Saturday, February 8, 2014

Efrem Dlugacz

When I first went to Junior High School which was then 7th, 8th, and 9th grade, I was told that it would be different from elementary school in that instead of being in one class all day, we would move from class to class with different classmates each hour.  Well, this proved to be mostly true.  We did move from class to class at the sound of a bell, but, in my school anyway, the same kids moved from one class to another.  I was in section 2, 7-2, it was called. And all of us in 7-2 moved from English with Mrs. Gitlitz to Math with Mrs. Merry to Science with Mr. Napolitano etc.  Occasionally someone from one class would have a different math or science, but mostly it was the same crew from 7-2 wherever I went.

One of my classmates was Efrem Dlugacz.  Ours was a section with serious students in it.  I was clearly an exception.
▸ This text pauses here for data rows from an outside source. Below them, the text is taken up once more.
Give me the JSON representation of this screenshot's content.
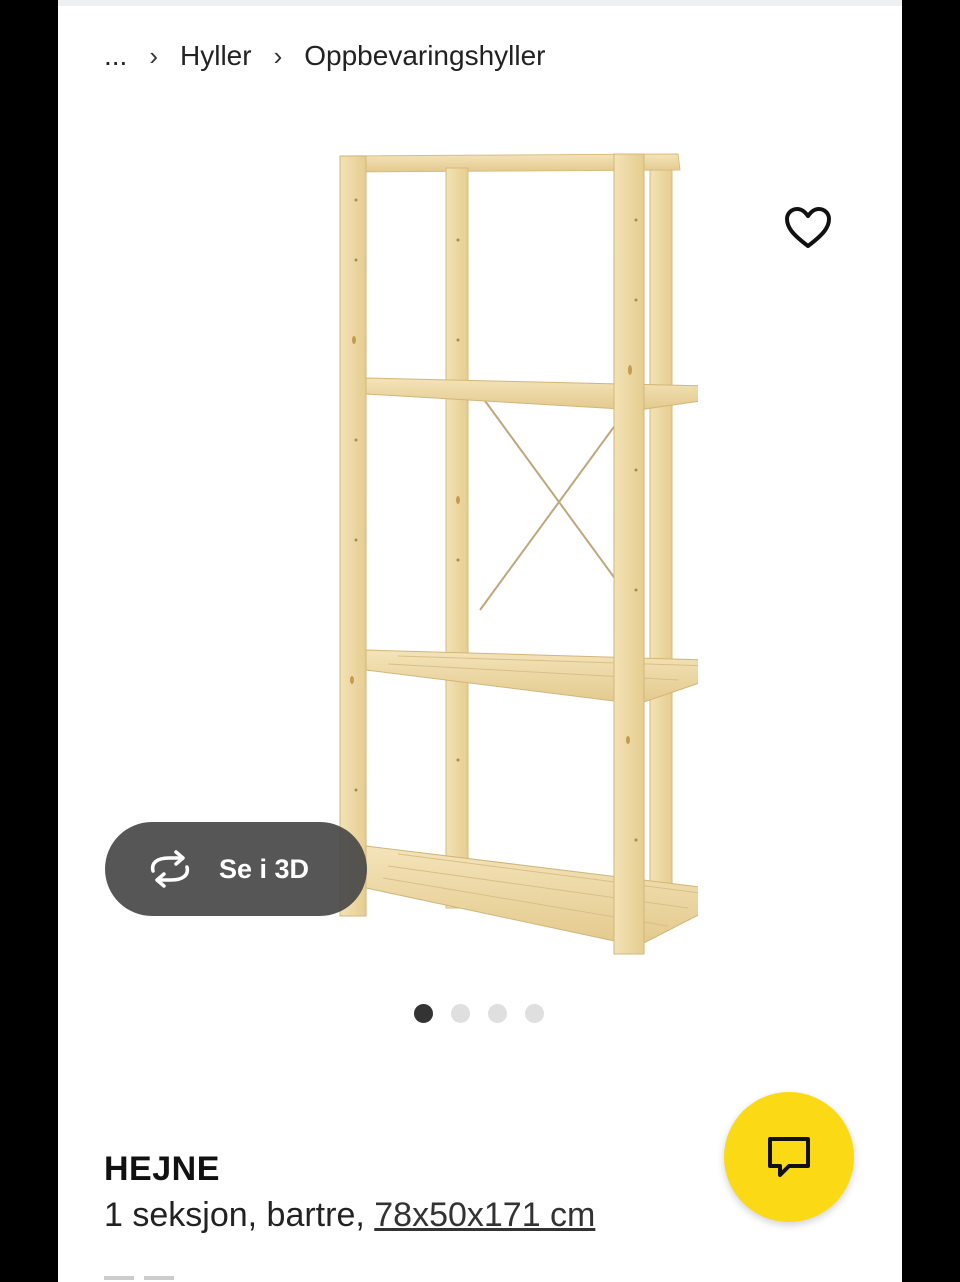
{
  "breadcrumb": {
    "ellipsis": "...",
    "separator": "›",
    "items": [
      "Hyller",
      "Oppbevaringshyller"
    ]
  },
  "gallery": {
    "view_3d_label": "Se i 3D",
    "dot_count": 4,
    "active_index": 0
  },
  "product": {
    "name": "HEJNE",
    "description": "1 seksjon, bartre,",
    "dimensions": "78x50x171 cm"
  },
  "icons": {
    "favorite": "heart-icon",
    "rotate": "rotate-3d-icon",
    "chat": "chat-icon"
  },
  "colors": {
    "chat_button": "#fbd914",
    "view3d_button": "#484848",
    "wood": "#eed9a4"
  }
}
I remember on day one in Math a fellow asked the teacher if we would be studying something or other because other matters would be too "trivial."  Had a good sense from context what trivial meant, but the question alone made me wonder about the pedigree of my classmates and how the hell I would survive with this cohort.  Efrem was like the majority in section 2--Sharp, asked intelligent questions, and wanted to do his best at every assignment.

Efrem and I were together for many classes beyond 7th grade throughout Junior High. In Social Studies in 9th grade each student "got" two countries in Africa to research and report on.  I pulled Mozambique and the Malagasy Republic.  Efrem got Rwanda and Burundi.  I remember this because he was upset at the draw since at that time, very little was known about Rwanda and Burundi and he feared that his report would not be as robust as it needed to be.  For some reason I don't remember being with Efrem much in high school. Probably because I got booted out of the smart kid section, but I did notice today that he was active in the school paper and in various clubs. No surprise to see that.
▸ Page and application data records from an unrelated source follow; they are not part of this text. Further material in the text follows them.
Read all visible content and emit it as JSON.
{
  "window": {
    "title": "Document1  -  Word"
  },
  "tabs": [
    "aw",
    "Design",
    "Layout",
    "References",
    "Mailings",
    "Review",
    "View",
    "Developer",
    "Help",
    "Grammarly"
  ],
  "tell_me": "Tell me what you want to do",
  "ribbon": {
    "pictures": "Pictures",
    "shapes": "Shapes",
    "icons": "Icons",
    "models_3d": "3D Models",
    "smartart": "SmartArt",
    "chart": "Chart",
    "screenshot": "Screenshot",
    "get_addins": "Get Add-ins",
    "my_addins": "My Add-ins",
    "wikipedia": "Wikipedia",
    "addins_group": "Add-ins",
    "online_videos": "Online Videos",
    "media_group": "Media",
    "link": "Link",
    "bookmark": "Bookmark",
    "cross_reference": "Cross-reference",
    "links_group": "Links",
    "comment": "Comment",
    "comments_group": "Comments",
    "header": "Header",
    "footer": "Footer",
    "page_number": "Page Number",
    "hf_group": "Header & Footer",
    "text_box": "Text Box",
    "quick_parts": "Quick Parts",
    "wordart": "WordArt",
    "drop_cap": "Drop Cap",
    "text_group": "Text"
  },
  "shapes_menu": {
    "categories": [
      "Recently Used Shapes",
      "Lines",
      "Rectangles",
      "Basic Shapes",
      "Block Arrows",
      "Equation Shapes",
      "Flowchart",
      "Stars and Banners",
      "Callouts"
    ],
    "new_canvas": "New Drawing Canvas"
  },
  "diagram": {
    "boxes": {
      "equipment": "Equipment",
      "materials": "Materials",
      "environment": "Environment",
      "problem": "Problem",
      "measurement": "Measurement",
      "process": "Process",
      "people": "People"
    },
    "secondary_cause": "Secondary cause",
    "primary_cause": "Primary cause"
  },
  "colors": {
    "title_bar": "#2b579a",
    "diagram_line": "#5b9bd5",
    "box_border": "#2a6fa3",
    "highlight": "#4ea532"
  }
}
A few years back I discovered Efrem on facebook and we exchanged some notes. He had, again to no surprise, become a very successful executive with Johnson and Johnson.  He had graduated from Cornell for both his Bachelors and Masters and looked, from the smiling photos posted, at peace with himself. I never saw him at any of the reunions, but that could be said for nearly half our class. Maybe he came to our 20th which was enormous, and I didn't see him.

So yesterday there is a video posting on Facebook with Efrem being interviewed.  He sounds intelligent as always and is speaking about his two sons, two daughters, and grandkids.  There are some social and philosophical comments in the 17 minute piece, and it is--in and of itself--if not upbeat, not downbeat either.  However, a careful reading of comments beneath the video indicated that he is gone.
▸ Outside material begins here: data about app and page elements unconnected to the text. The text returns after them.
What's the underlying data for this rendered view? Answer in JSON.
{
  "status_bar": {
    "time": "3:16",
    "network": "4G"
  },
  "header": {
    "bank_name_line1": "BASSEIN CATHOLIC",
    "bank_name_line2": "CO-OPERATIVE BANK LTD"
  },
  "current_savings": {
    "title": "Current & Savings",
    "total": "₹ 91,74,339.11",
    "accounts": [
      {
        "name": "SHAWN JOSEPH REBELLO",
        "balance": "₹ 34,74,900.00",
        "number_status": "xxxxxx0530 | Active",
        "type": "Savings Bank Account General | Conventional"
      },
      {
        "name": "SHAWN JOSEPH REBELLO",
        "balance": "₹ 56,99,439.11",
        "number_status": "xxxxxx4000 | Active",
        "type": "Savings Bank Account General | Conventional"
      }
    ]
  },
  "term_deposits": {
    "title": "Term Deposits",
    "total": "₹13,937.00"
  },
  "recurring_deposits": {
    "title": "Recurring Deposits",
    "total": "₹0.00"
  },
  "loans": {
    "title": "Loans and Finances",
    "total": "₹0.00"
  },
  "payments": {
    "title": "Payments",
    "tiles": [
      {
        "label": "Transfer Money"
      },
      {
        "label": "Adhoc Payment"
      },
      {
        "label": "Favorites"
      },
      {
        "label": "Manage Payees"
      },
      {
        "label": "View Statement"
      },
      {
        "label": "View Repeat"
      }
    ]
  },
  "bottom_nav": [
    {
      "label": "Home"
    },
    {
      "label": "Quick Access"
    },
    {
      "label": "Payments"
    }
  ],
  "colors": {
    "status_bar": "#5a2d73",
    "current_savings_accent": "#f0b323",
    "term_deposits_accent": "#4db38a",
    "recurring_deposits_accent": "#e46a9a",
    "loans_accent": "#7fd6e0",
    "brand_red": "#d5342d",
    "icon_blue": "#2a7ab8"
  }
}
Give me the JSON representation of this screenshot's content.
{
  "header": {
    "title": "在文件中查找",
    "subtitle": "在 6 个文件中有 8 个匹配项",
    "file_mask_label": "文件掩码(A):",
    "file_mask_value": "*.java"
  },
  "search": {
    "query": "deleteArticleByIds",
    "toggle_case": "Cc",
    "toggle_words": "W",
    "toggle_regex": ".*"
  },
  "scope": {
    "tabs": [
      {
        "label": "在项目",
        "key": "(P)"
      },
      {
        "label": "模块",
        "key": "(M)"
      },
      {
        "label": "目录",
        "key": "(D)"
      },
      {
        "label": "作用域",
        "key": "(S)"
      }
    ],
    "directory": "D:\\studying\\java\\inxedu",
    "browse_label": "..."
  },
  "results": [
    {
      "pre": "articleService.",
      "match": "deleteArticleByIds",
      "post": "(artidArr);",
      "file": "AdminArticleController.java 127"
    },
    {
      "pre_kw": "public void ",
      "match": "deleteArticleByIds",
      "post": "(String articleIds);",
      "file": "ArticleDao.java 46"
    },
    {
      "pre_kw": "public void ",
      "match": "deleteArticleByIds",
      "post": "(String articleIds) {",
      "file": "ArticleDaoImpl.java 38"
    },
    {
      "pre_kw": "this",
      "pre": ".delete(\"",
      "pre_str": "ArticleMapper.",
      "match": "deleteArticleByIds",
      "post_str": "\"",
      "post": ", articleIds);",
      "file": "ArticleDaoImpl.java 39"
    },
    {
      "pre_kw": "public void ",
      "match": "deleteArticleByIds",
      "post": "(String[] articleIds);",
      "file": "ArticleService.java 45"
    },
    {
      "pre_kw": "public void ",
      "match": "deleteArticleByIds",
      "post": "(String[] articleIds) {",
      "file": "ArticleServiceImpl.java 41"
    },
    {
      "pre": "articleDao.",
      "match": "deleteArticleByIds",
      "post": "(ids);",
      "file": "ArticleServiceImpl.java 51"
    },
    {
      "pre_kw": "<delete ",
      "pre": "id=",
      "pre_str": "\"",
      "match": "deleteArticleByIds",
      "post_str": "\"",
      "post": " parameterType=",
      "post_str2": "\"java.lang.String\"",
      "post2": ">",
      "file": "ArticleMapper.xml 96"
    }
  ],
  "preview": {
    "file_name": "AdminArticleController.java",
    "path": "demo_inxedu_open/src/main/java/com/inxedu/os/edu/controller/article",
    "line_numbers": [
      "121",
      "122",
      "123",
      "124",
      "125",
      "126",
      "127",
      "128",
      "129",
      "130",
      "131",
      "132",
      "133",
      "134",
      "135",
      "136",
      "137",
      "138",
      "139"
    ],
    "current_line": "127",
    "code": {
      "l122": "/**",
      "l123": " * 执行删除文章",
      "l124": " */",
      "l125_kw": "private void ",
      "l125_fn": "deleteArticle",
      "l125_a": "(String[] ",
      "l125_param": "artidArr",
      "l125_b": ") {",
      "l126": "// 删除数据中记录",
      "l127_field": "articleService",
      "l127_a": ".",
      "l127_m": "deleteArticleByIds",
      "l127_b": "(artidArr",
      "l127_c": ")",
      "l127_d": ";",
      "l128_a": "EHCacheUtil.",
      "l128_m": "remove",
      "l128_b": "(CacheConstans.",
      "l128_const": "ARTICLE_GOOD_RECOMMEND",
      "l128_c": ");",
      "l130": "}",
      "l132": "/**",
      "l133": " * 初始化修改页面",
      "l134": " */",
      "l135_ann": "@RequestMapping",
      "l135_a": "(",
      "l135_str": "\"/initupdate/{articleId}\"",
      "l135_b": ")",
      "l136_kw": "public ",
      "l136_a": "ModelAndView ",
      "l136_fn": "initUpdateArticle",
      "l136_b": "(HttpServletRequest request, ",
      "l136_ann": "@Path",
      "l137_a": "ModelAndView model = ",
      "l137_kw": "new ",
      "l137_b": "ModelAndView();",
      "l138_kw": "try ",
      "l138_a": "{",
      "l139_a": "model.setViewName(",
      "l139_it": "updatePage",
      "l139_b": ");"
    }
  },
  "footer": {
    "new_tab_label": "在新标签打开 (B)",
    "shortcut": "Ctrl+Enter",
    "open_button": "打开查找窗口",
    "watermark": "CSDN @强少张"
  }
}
I read today that he died of cancer at 64 on Wednesday.  Sad news.  Except for the few facebook exchanges, I did not see or talk to Efrem in nearly fifty years. But his passing is saddening and is lingering in my head.  Sure, some of the sadness is because he is a contemporary and you wonder how long you have if contemporaries are dying.  But I think it is more than that. I can see the guy working feverishly on math problems, reviewing his notes on the day of an exam, asking relevant questions in class, laughing, and ...very much alive. It is tough to imagine him not being with us. I can't recall it, but I bet the presentation on Rwanda and Burundi was brilliant.


  1. Thank you Alan for your statement. I knew Efrem briefly in my life but even so, his memory is very clear and dear to me. He "friended" me on fb and though we did not keep up acquaintance otherwise, it meant a lot to me to know that he was always kind and thoughtful even as I knew him in his early college life. Since our connection was brief, your post opened a place for me to reaffirm again to those who loved Efrem that indeed his life was meaningful and touched many people far beyond what could be imagined. Thank you for your post. Ellie

  2. You're welcome, Ellie. I can see him in my mind's eye so clearly and I had not seen him in nearly half a century.

  3. Zeke. Hope your'e the kind of person who can push those sad, lingering thoughts out of your head. Like they said on old Dairy Queen t-shirts - turn that frown upside down. so simple. I can't, so either consciously or not find I distance myself more and more from everyone. Even family. I imagine to avoid increasing pain and sadness. I am not proud of this and would not endorse it as a successful mindset. I enjoy your posts because though not always positive, they are reaffirming of caring and thinking. Gene

  4. Hello Alan,
    My name is Ari Dlugacz and I am the son of Efrem Dlugacz. Last year you referenced him in one of your posts on a blog that you shared. I recently discovered this as I was doing a google search about my father. I found your story to be both nostalgic and touching, and I was wondering if we might be able to connect at some point. My family and I love the personal anecdotes and stories where my father was able to positively impact lives. My wife and I even started a non-profit foundation in his name that helps grieving children cope with loss. The foundation is appropriately named Efrem Foundation. I realize that this is a bit of a stab in the dark here, but I figured I should reach out to a total stranger who knew my father Efrem when he was younger. Thank you.

    Ari Dlugacz